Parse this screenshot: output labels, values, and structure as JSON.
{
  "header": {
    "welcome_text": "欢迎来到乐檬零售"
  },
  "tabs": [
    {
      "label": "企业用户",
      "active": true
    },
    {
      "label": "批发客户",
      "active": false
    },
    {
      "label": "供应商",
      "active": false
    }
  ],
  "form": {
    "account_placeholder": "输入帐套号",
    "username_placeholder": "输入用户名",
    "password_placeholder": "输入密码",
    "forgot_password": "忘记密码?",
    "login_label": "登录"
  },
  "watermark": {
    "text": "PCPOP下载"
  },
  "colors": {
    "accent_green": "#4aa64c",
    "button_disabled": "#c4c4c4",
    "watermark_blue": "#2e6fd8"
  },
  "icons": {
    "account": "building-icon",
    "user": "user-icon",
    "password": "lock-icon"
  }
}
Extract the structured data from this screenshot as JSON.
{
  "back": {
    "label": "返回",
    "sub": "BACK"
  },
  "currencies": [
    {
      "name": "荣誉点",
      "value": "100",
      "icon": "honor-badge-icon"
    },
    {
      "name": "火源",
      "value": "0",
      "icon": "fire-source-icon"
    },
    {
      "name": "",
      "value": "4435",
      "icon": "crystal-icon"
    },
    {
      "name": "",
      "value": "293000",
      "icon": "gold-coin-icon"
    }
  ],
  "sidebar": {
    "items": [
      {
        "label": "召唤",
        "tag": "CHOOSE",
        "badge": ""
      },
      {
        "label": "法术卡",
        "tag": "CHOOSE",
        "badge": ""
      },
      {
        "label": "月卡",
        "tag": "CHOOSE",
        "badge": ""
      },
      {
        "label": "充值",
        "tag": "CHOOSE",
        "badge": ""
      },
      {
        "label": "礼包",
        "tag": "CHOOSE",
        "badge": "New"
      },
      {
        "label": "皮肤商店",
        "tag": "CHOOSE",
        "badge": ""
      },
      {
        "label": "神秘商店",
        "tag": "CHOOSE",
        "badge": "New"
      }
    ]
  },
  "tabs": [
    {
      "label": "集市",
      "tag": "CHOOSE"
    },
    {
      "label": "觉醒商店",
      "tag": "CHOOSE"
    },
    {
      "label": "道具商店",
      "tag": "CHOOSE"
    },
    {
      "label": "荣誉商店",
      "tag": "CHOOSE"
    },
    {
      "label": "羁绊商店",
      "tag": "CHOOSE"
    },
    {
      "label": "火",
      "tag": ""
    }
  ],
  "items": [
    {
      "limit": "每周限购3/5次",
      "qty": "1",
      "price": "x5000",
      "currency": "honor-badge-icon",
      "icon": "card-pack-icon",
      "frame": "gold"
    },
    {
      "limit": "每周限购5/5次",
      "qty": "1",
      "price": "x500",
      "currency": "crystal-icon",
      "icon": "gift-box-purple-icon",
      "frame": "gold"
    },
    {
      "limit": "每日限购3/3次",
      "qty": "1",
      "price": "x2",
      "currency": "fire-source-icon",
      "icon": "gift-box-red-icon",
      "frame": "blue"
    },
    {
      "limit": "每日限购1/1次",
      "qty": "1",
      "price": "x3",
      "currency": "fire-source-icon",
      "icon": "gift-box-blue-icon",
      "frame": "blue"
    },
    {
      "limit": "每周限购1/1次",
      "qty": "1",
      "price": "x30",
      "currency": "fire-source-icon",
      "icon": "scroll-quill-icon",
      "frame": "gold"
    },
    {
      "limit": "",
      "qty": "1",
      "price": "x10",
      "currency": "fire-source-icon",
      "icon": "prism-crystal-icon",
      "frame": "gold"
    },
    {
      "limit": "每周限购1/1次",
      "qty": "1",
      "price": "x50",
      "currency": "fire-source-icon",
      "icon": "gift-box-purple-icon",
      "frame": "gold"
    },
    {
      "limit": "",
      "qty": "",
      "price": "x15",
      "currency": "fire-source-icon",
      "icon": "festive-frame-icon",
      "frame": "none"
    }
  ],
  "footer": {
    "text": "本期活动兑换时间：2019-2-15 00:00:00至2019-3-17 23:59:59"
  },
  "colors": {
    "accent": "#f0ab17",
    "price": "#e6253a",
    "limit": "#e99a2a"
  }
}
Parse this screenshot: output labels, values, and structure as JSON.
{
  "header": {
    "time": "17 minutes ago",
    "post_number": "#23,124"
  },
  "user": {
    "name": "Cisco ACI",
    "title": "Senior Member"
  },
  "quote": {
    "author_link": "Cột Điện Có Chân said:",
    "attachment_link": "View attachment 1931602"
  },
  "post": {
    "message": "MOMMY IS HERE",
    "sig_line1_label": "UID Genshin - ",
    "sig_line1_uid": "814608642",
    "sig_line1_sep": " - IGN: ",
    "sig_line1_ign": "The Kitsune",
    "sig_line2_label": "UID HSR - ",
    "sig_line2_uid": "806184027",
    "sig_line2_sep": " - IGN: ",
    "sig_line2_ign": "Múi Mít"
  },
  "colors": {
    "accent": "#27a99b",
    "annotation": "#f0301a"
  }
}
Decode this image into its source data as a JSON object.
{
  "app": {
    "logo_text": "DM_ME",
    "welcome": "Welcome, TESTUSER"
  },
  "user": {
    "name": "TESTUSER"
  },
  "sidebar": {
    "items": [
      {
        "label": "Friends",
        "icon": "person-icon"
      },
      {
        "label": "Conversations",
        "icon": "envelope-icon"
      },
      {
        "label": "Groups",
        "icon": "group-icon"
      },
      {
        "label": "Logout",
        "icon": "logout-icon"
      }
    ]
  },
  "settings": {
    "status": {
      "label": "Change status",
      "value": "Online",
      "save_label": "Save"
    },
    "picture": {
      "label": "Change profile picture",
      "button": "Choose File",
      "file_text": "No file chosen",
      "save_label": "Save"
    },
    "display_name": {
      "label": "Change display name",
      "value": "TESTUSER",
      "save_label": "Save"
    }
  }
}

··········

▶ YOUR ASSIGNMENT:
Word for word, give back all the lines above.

▶ FINAL ANSWER:
Parse this screenshot: output labels, values, and structure as JSON.
{
  "header": {
    "welcome_text": "欢迎来到乐檬零售"
  },
  "tabs": [
    {
      "label": "企业用户",
      "active": true
    },
    {
      "label": "批发客户",
      "active": false
    },
    {
      "label": "供应商",
      "active": false
    }
  ],
  "form": {
    "account_placeholder": "输入帐套号",
    "username_placeholder": "输入用户名",
    "password_placeholder": "输入密码",
    "forgot_password": "忘记密码?",
    "login_label": "登录"
  },
  "watermark": {
    "text": "PCPOP下载"
  },
  "colors": {
    "accent_green": "#4aa64c",
    "button_disabled": "#c4c4c4",
    "watermark_blue": "#2e6fd8"
  },
  "icons": {
    "account": "building-icon",
    "user": "user-icon",
    "password": "lock-icon"
  }
}
Extract the structured data from this screenshot as JSON.
{
  "back": {
    "label": "返回",
    "sub": "BACK"
  },
  "currencies": [
    {
      "name": "荣誉点",
      "value": "100",
      "icon": "honor-badge-icon"
    },
    {
      "name": "火源",
      "value": "0",
      "icon": "fire-source-icon"
    },
    {
      "name": "",
      "value": "4435",
      "icon": "crystal-icon"
    },
    {
      "name": "",
      "value": "293000",
      "icon": "gold-coin-icon"
    }
  ],
  "sidebar": {
    "items": [
      {
        "label": "召唤",
        "tag": "CHOOSE",
        "badge": ""
      },
      {
        "label": "法术卡",
        "tag": "CHOOSE",
        "badge": ""
      },
      {
        "label": "月卡",
        "tag": "CHOOSE",
        "badge": ""
      },
      {
        "label": "充值",
        "tag": "CHOOSE",
        "badge": ""
      },
      {
        "label": "礼包",
        "tag": "CHOOSE",
        "badge": "New"
      },
      {
        "label": "皮肤商店",
        "tag": "CHOOSE",
        "badge": ""
      },
      {
        "label": "神秘商店",
        "tag": "CHOOSE",
        "badge": "New"
      }
    ]
  },
  "tabs": [
    {
      "label": "集市",
      "tag": "CHOOSE"
    },
    {
      "label": "觉醒商店",
      "tag": "CHOOSE"
    },
    {
      "label": "道具商店",
      "tag": "CHOOSE"
    },
    {
      "label": "荣誉商店",
      "tag": "CHOOSE"
    },
    {
      "label": "羁绊商店",
      "tag": "CHOOSE"
    },
    {
      "label": "火",
      "tag": ""
    }
  ],
  "items": [
    {
      "limit": "每周限购3/5次",
      "qty": "1",
      "price": "x5000",
      "currency": "honor-badge-icon",
      "icon": "card-pack-icon",
      "frame": "gold"
    },
    {
      "limit": "每周限购5/5次",
      "qty": "1",
      "price": "x500",
      "currency": "crystal-icon",
      "icon": "gift-box-purple-icon",
      "frame": "gold"
    },
    {
      "limit": "每日限购3/3次",
      "qty": "1",
      "price": "x2",
      "currency": "fire-source-icon",
      "icon": "gift-box-red-icon",
      "frame": "blue"
    },
    {
      "limit": "每日限购1/1次",
      "qty": "1",
      "price": "x3",
      "currency": "fire-source-icon",
      "icon": "gift-box-blue-icon",
      "frame": "blue"
    },
    {
      "limit": "每周限购1/1次",
      "qty": "1",
      "price": "x30",
      "currency": "fire-source-icon",
      "icon": "scroll-quill-icon",
      "frame": "gold"
    },
    {
      "limit": "",
      "qty": "1",
      "price": "x10",
      "currency": "fire-source-icon",
      "icon": "prism-crystal-icon",
      "frame": "gold"
    },
    {
      "limit": "每周限购1/1次",
      "qty": "1",
      "price": "x50",
      "currency": "fire-source-icon",
      "icon": "gift-box-purple-icon",
      "frame": "gold"
    },
    {
      "limit": "",
      "qty": "",
      "price": "x15",
      "currency": "fire-source-icon",
      "icon": "festive-frame-icon",
      "frame": "none"
    }
  ],
  "footer": {
    "text": "本期活动兑换时间：2019-2-15 00:00:00至2019-3-17 23:59:59"
  },
  "colors": {
    "accent": "#f0ab17",
    "price": "#e6253a",
    "limit": "#e99a2a"
  }
}
Parse this screenshot: output labels, values, and structure as JSON.
{
  "header": {
    "time": "17 minutes ago",
    "post_number": "#23,124"
  },
  "user": {
    "name": "Cisco ACI",
    "title": "Senior Member"
  },
  "quote": {
    "author_link": "Cột Điện Có Chân said:",
    "attachment_link": "View attachment 1931602"
  },
  "post": {
    "message": "MOMMY IS HERE",
    "sig_line1_label": "UID Genshin - ",
    "sig_line1_uid": "814608642",
    "sig_line1_sep": " - IGN: ",
    "sig_line1_ign": "The Kitsune",
    "sig_line2_label": "UID HSR - ",
    "sig_line2_uid": "806184027",
    "sig_line2_sep": " - IGN: ",
    "sig_line2_ign": "Múi Mít"
  },
  "colors": {
    "accent": "#27a99b",
    "annotation": "#f0301a"
  }
}
Decode this image into its source data as a JSON object.
{
  "app": {
    "logo_text": "DM_ME",
    "welcome": "Welcome, TESTUSER"
  },
  "user": {
    "name": "TESTUSER"
  },
  "sidebar": {
    "items": [
      {
        "label": "Friends",
        "icon": "person-icon"
      },
      {
        "label": "Conversations",
        "icon": "envelope-icon"
      },
      {
        "label": "Groups",
        "icon": "group-icon"
      },
      {
        "label": "Logout",
        "icon": "logout-icon"
      }
    ]
  },
  "settings": {
    "status": {
      "label": "Change status",
      "value": "Online",
      "save_label": "Save"
    },
    "picture": {
      "label": "Change profile picture",
      "button": "Choose File",
      "file_text": "No file chosen",
      "save_label": "Save"
    },
    "display_name": {
      "label": "Change display name",
      "value": "TESTUSER",
      "save_label": "Save"
    }
  }
}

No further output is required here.